But many of the smaller shops that cluster round the Karen Nakumatt – what they offer are more likely to be things you want rather than need. The name of the hairdresser is indicative – ‘Top of the World’. ‘Little Red’, the ‘unmistakable’ one, has taken a shop there, as have a number of other up-market clothes shops. There are tasteful interior designers. There are sellers of luxury items from ancient-style Persian carpets to the latest laptop computers.
On the ground floor, Dormans have set up a coffee café, opposite a restaurant serving Mexican dishes. These are both busy places, right in the middle of things. Good for a quick snack or an animated chat. But we were making upstairs for a more restful and relaxed place. The Indian restaurant.
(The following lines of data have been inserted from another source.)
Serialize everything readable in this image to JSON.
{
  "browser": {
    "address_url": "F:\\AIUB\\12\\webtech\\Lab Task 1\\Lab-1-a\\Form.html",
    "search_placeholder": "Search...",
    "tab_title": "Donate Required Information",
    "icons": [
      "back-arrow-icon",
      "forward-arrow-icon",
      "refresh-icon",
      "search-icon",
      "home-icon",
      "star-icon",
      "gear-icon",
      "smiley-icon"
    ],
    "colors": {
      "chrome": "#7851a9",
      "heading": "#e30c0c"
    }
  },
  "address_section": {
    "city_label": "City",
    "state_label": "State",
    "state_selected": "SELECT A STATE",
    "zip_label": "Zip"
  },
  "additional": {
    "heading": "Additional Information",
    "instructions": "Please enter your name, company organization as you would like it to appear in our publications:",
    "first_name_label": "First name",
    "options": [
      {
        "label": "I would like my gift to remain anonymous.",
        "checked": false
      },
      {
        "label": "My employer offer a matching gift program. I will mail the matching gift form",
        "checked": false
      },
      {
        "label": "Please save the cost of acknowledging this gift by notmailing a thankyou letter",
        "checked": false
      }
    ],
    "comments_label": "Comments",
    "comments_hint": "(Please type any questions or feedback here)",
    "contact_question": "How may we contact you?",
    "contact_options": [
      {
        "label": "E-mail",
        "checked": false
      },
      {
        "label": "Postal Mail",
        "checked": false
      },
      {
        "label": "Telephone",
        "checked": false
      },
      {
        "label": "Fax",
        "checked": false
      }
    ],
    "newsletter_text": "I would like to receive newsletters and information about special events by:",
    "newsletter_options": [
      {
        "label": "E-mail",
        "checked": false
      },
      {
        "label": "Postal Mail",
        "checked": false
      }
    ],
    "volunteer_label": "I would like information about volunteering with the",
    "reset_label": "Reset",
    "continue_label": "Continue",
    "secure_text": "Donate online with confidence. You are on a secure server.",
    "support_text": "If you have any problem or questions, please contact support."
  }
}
We discovered it is called ‘Open House’.
I first knew the Open House when it really was just that – an open space in a stair well of a small shopping block along Mpaka Road in Westlands. The ambiance was a nothing – so the fact that so many people chose to eat there meant that the food must have been very good. It was. Then the Open House moved to Centro House, also in Westlands – and now there is this second one in Karen.
The food is still very good. The three of us shared a tasty variety of Tandoori Chicken, Vegetable Makhanwala (‘garden fresh and seasonable vegetables prepared according to our chef’s secret recipe’), Dal Tadka (mixed yellow lentils), and Pilhao Rice. The spelling of the last dish suggests a Goan influence in the cuisine.
As my son and I differed over whether the spicing would be ‘medium’ or ‘hot’, the waiter, with an amused smile, offered the compromise of ‘medium plus’.
The decor is interesting, too – authentic Indian, with fretted wooden screens and rich fabrics.
Looking down on the busy car park and the throngs of Kenyan mid-day Sunday shoppers – young men and women in their smart casuals – it was a reminder of how Kenya’s economy has grown over the last twenty years or so. Twenty years back, Karen dukas was mainly a watering and refuelling place for KCs and expats.
And then my son said: ‘Look, Dad – Look!’ A bright yellow Hummer was going passed along the Langata Road. A reminder that, meanwhile, outside these islands of affluence, Kenya is still at another kind of crossroads.
Published in Kenya’s Sunday Nation